§ **WHAT THE EXERCISE ASKS**:
Set down the entries once more, exactly as they are written.
[MATERIAL PROVIDED Boundary: Start]
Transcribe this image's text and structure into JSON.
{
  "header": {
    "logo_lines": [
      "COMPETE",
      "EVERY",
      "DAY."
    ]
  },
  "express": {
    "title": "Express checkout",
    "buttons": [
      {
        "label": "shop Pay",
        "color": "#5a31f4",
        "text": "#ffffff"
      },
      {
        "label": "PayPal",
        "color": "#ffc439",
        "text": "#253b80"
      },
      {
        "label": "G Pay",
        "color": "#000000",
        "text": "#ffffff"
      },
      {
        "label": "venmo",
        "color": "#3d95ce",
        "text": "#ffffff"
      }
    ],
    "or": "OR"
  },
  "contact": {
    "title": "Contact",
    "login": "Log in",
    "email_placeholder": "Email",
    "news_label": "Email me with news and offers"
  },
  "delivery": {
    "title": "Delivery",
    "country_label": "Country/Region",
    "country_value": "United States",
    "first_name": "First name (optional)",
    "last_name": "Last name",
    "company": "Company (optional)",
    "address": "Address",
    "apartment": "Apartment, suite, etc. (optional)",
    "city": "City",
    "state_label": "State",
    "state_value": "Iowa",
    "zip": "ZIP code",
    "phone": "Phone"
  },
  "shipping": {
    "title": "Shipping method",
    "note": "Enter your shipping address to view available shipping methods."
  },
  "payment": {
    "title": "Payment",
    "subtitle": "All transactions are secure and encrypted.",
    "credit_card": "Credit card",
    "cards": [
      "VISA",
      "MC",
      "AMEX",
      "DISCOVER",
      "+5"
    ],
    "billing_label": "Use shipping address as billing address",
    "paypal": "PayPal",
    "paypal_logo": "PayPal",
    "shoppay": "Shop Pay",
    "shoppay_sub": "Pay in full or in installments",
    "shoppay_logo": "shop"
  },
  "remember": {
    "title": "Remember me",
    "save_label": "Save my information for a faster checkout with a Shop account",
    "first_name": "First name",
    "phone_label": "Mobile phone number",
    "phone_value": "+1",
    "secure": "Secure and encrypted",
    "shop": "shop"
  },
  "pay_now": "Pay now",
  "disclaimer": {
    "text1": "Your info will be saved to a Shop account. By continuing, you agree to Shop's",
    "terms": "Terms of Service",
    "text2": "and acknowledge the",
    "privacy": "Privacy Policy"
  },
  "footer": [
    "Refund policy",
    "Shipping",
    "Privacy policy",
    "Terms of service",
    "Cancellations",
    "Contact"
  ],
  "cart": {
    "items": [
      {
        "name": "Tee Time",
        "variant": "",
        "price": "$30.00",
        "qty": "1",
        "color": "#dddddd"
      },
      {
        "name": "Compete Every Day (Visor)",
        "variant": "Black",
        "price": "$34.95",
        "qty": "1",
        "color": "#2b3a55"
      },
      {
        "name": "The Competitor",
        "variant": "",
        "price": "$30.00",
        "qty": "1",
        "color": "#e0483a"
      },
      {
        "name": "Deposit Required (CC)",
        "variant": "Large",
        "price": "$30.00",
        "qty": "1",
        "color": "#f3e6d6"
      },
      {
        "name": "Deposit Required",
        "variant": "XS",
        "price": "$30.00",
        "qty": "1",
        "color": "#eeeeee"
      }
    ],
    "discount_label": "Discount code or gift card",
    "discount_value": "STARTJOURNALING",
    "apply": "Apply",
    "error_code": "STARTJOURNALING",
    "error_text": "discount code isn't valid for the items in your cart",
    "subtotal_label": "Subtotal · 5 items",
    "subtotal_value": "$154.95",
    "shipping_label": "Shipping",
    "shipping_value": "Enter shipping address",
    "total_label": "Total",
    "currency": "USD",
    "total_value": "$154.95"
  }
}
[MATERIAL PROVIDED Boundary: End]
§ **RESULT BELOW**:
Transcribe this image's text and structure into JSON.
{
  "header": {
    "logo_lines": [
      "COMPETE",
      "EVERY",
      "DAY."
    ]
  },
  "express": {
    "title": "Express checkout",
    "buttons": [
      {
        "label": "shop Pay",
        "color": "#5a31f4",
        "text": "#ffffff"
      },
      {
        "label": "PayPal",
        "color": "#ffc439",
        "text": "#253b80"
      },
      {
        "label": "G Pay",
        "color": "#000000",
        "text": "#ffffff"
      },
      {
        "label": "venmo",
        "color": "#3d95ce",
        "text": "#ffffff"
      }
    ],
    "or": "OR"
  },
  "contact": {
    "title": "Contact",
    "login": "Log in",
    "email_placeholder": "Email",
    "news_label": "Email me with news and offers"
  },
  "delivery": {
    "title": "Delivery",
    "country_label": "Country/Region",
    "country_value": "United States",
    "first_name": "First name (optional)",
    "last_name": "Last name",
    "company": "Company (optional)",
    "address": "Address",
    "apartment": "Apartment, suite, etc. (optional)",
    "city": "City",
    "state_label": "State",
    "state_value": "Iowa",
    "zip": "ZIP code",
    "phone": "Phone"
  },
  "shipping": {
    "title": "Shipping method",
    "note": "Enter your shipping address to view available shipping methods."
  },
  "payment": {
    "title": "Payment",
    "subtitle": "All transactions are secure and encrypted.",
    "credit_card": "Credit card",
    "cards": [
      "VISA",
      "MC",
      "AMEX",
      "DISCOVER",
      "+5"
    ],
    "billing_label": "Use shipping address as billing address",
    "paypal": "PayPal",
    "paypal_logo": "PayPal",
    "shoppay": "Shop Pay",
    "shoppay_sub": "Pay in full or in installments",
    "shoppay_logo": "shop"
  },
  "remember": {
    "title": "Remember me",
    "save_label": "Save my information for a faster checkout with a Shop account",
    "first_name": "First name",
    "phone_label": "Mobile phone number",
    "phone_value": "+1",
    "secure": "Secure and encrypted",
    "shop": "shop"
  },
  "pay_now": "Pay now",
  "disclaimer": {
    "text1": "Your info will be saved to a Shop account. By continuing, you agree to Shop's",
    "terms": "Terms of Service",
    "text2": "and acknowledge the",
    "privacy": "Privacy Policy"
  },
  "footer": [
    "Refund policy",
    "Shipping",
    "Privacy policy",
    "Terms of service",
    "Cancellations",
    "Contact"
  ],
  "cart": {
    "items": [
      {
        "name": "Tee Time",
        "variant": "",
        "price": "$30.00",
        "qty": "1",
        "color": "#dddddd"
      },
      {
        "name": "Compete Every Day (Visor)",
        "variant": "Black",
        "price": "$34.95",
        "qty": "1",
        "color": "#2b3a55"
      },
      {
        "name": "The Competitor",
        "variant": "",
        "price": "$30.00",
        "qty": "1",
        "color": "#e0483a"
      },
      {
        "name": "Deposit Required (CC)",
        "variant": "Large",
        "price": "$30.00",
        "qty": "1",
        "color": "#f3e6d6"
      },
      {
        "name": "Deposit Required",
        "variant": "XS",
        "price": "$30.00",
        "qty": "1",
        "color": "#eeeeee"
      }
    ],
    "discount_label": "Discount code or gift card",
    "discount_value": "STARTJOURNALING",
    "apply": "Apply",
    "error_code": "STARTJOURNALING",
    "error_text": "discount code isn't valid for the items in your cart",
    "subtotal_label": "Subtotal · 5 items",
    "subtotal_value": "$154.95",
    "shipping_label": "Shipping",
    "shipping_value": "Enter shipping address",
    "total_label": "Total",
    "currency": "USD",
    "total_value": "$154.95"
  }
}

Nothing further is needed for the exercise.